Buzzed Viking Brewing Co. moves forward without mural due to Locust zoning issues

LOCUST — The owners of an upcoming Locust brewery recently decided to paint over a newly-installed mural design to avoid a delay of its opening that is set for some time this autumn. 

The Buzzed Viking Brewing Company taproom and restaurant, owned by Jon Pokorny and Mike Moroe, is gearing up to open its second location in October or November after beginning with a Concord location two years ago. Specializing in the fermented honey drink mead and a diverse food menu, the brewery will be located at 805 W. Main St. in a 5,000-square-foot space where Outfitters Steaks and Seafood previously operated. 

After hiring Charlotte street artist Shane Pierce (who works under the moniker Abstract Dissent) to spray-paint an image of a Viking with a battle-axe on the side of its building, along with other art pieces, Buzzed Viking came to a crossroads this month when faced with potential Locust city zoning issues.  

The business could either erase the artwork and move forward with the construction process or be forced to encounter a three-to-four month delay by re-submitting a plan to both the Locust Planning & Zoning Department and Locust City Council.  

Buzzed Viking Brewing Company posted online that it was “disappointed but not mad” after choosing to paint over the murals in order to avoid the local governmental gridlock: “The murals are against city ordinances, and while we tried different avenues to keep them, our choices were only to either keep the murals or be able to open our doors so we chose to open to the public as soon as we possibly can.” 

Locust Councilman Mike Haigler addressed the situation in a social media post on Sept. 16: “The mural on Buzzed Viking was pretty cool, and I don’t think it was offensive. I know it wasn’t everyone’s taste or what they wanted Locust to look like. And that’s okay.”  

“I’m not anti-art, and in my opinion, a mural is not a sign,” Haigler continued. “I can’t say that our sign ordinance specifically discusses or covers murals. I have since had conversations with our city administrator asking that we seek ordinances from other towns specifically dealing with street art and murals… The only issue I have with it at all is that when the original plan was presented by the owners and conditional zoning was requested and approved by the council; the mural was not mentioned or presented. By NC law, conditional zoning is specific to that request.” 

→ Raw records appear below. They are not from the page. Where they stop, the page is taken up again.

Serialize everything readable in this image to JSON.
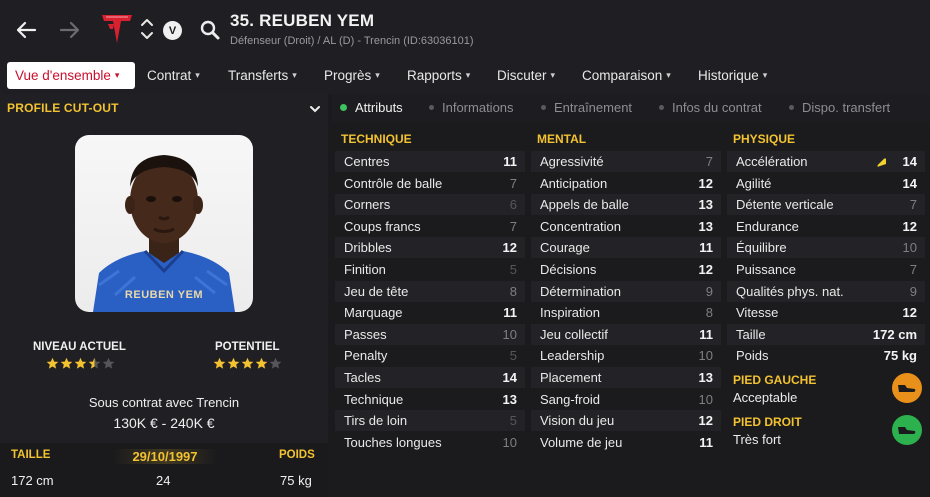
{
  "header": {
    "title": "35. REUBEN YEM",
    "subtitle": "Défenseur (Droit) / AL (D) - Trencin (ID:63036101)",
    "v_badge": "V"
  },
  "menu": [
    {
      "label": "Vue d'ensemble",
      "active": true
    },
    {
      "label": "Contrat"
    },
    {
      "label": "Transferts"
    },
    {
      "label": "Progrès"
    },
    {
      "label": "Rapports"
    },
    {
      "label": "Discuter"
    },
    {
      "label": "Comparaison"
    },
    {
      "label": "Historique"
    }
  ],
  "profile": {
    "heading": "PROFILE CUT-OUT",
    "jersey_name": "REUBEN YEM",
    "current_label": "NIVEAU ACTUEL",
    "current_stars": 3.5,
    "potential_label": "POTENTIEL",
    "potential_stars": 4,
    "contract_text": "Sous contrat avec Trencin",
    "value_range": "130K € - 240K €",
    "height_label": "TAILLE",
    "height": "172 cm",
    "birth_date": "29/10/1997",
    "age": "24",
    "weight_label": "POIDS",
    "weight": "75 kg"
  },
  "subtabs": [
    {
      "label": "Attributs",
      "active": true
    },
    {
      "label": "Informations"
    },
    {
      "label": "Entraînement"
    },
    {
      "label": "Infos du contrat"
    },
    {
      "label": "Dispo. transfert"
    }
  ],
  "attributes": {
    "technical": {
      "heading": "TECHNIQUE",
      "rows": [
        {
          "name": "Centres",
          "value": "11"
        },
        {
          "name": "Contrôle de balle",
          "value": "7"
        },
        {
          "name": "Corners",
          "value": "6"
        },
        {
          "name": "Coups francs",
          "value": "7"
        },
        {
          "name": "Dribbles",
          "value": "12"
        },
        {
          "name": "Finition",
          "value": "5"
        },
        {
          "name": "Jeu de tête",
          "value": "8"
        },
        {
          "name": "Marquage",
          "value": "11"
        },
        {
          "name": "Passes",
          "value": "10"
        },
        {
          "name": "Penalty",
          "value": "5"
        },
        {
          "name": "Tacles",
          "value": "14"
        },
        {
          "name": "Technique",
          "value": "13"
        },
        {
          "name": "Tirs de loin",
          "value": "5"
        },
        {
          "name": "Touches longues",
          "value": "10"
        }
      ]
    },
    "mental": {
      "heading": "MENTAL",
      "rows": [
        {
          "name": "Agressivité",
          "value": "7"
        },
        {
          "name": "Anticipation",
          "value": "12"
        },
        {
          "name": "Appels de balle",
          "value": "13"
        },
        {
          "name": "Concentration",
          "value": "13"
        },
        {
          "name": "Courage",
          "value": "11"
        },
        {
          "name": "Décisions",
          "value": "12"
        },
        {
          "name": "Détermination",
          "value": "9"
        },
        {
          "name": "Inspiration",
          "value": "8"
        },
        {
          "name": "Jeu collectif",
          "value": "11"
        },
        {
          "name": "Leadership",
          "value": "10"
        },
        {
          "name": "Placement",
          "value": "13"
        },
        {
          "name": "Sang-froid",
          "value": "10"
        },
        {
          "name": "Vision du jeu",
          "value": "12"
        },
        {
          "name": "Volume de jeu",
          "value": "11"
        }
      ]
    },
    "physical": {
      "heading": "PHYSIQUE",
      "rows": [
        {
          "name": "Accélération",
          "value": "14",
          "arrow": true
        },
        {
          "name": "Agilité",
          "value": "14"
        },
        {
          "name": "Détente verticale",
          "value": "7"
        },
        {
          "name": "Endurance",
          "value": "12"
        },
        {
          "name": "Équilibre",
          "value": "10"
        },
        {
          "name": "Puissance",
          "value": "7"
        },
        {
          "name": "Qualités phys. nat.",
          "value": "9"
        },
        {
          "name": "Vitesse",
          "value": "12"
        },
        {
          "name": "Taille",
          "value": "172 cm"
        },
        {
          "name": "Poids",
          "value": "75 kg"
        }
      ],
      "left_foot_label": "PIED GAUCHE",
      "left_foot_value": "Acceptable",
      "right_foot_label": "PIED DROIT",
      "right_foot_value": "Très fort"
    }
  },
  "colors": {
    "accent_yellow": "#f2c230",
    "active_red": "#c8102e",
    "active_dot": "#3ec15f",
    "left_foot_badge": "#e8901a",
    "right_foot_badge": "#2db14f"
  }
}
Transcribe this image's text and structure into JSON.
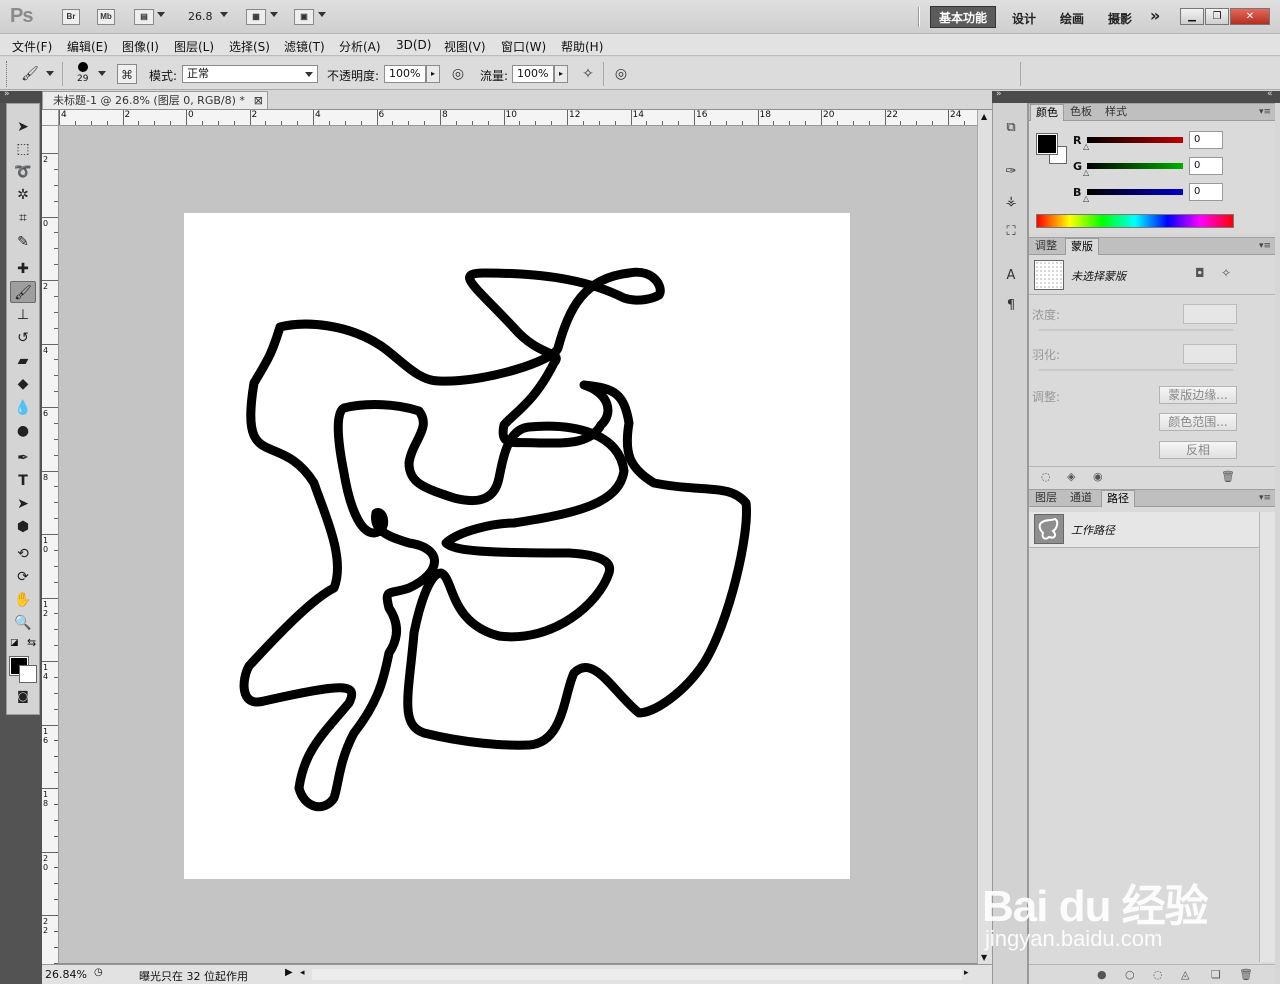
{
  "app": {
    "logo": "Ps",
    "bridge_label": "Br",
    "minibridge_label": "Mb",
    "zoom": "26.8",
    "workspaces": {
      "active": "基本功能",
      "items": [
        "设计",
        "绘画",
        "摄影"
      ],
      "more": "»"
    }
  },
  "menu": [
    "文件(F)",
    "编辑(E)",
    "图像(I)",
    "图层(L)",
    "选择(S)",
    "滤镜(T)",
    "分析(A)",
    "3D(D)",
    "视图(V)",
    "窗口(W)",
    "帮助(H)"
  ],
  "options": {
    "brush_size": "29",
    "mode_label": "模式:",
    "mode_value": "正常",
    "opacity_label": "不透明度:",
    "opacity_value": "100%",
    "flow_label": "流量:",
    "flow_value": "100%"
  },
  "document": {
    "tab_title": "未标题-1 @ 26.8% (图层 0, RGB/8) *",
    "close": "⊠",
    "hruler_labels": [
      "4",
      "2",
      "0",
      "2",
      "4",
      "6",
      "8",
      "10",
      "12",
      "14",
      "16",
      "18",
      "20",
      "22",
      "24"
    ],
    "vruler_labels": [
      "2",
      "0",
      "2",
      "4",
      "6",
      "8",
      "1\n0",
      "1\n2",
      "1\n4",
      "1\n6",
      "1\n8",
      "2\n0",
      "2\n2"
    ]
  },
  "status": {
    "zoom": "26.84%",
    "message": "曝光只在 32 位起作用"
  },
  "color_panel": {
    "tabs": [
      "颜色",
      "色板",
      "样式"
    ],
    "active_tab": "颜色",
    "channels": [
      {
        "label": "R",
        "value": "0",
        "color": "#c00000"
      },
      {
        "label": "G",
        "value": "0",
        "color": "#00b000"
      },
      {
        "label": "B",
        "value": "0",
        "color": "#0000c8"
      }
    ]
  },
  "mask_panel": {
    "tabs": [
      "调整",
      "蒙版"
    ],
    "active_tab": "蒙版",
    "mask_name": "未选择蒙版",
    "density_label": "浓度:",
    "feather_label": "羽化:",
    "refine_label": "调整:",
    "btn_edge": "蒙版边缘...",
    "btn_range": "颜色范围...",
    "btn_invert": "反相"
  },
  "layers_panel": {
    "tabs": [
      "图层",
      "通道",
      "路径"
    ],
    "active_tab": "路径",
    "path_name": "工作路径"
  },
  "watermark": {
    "brand": "Bai du 经验",
    "url": "jingyan.baidu.com"
  }
}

A petition asking for the city to allow the repainting of the mural has recently started gaining traction on Facebook. As of Sept. 26, the petition has received 1,845 signatures on its way to meeting a goal of 2,500 in order to spread awareness of the situation.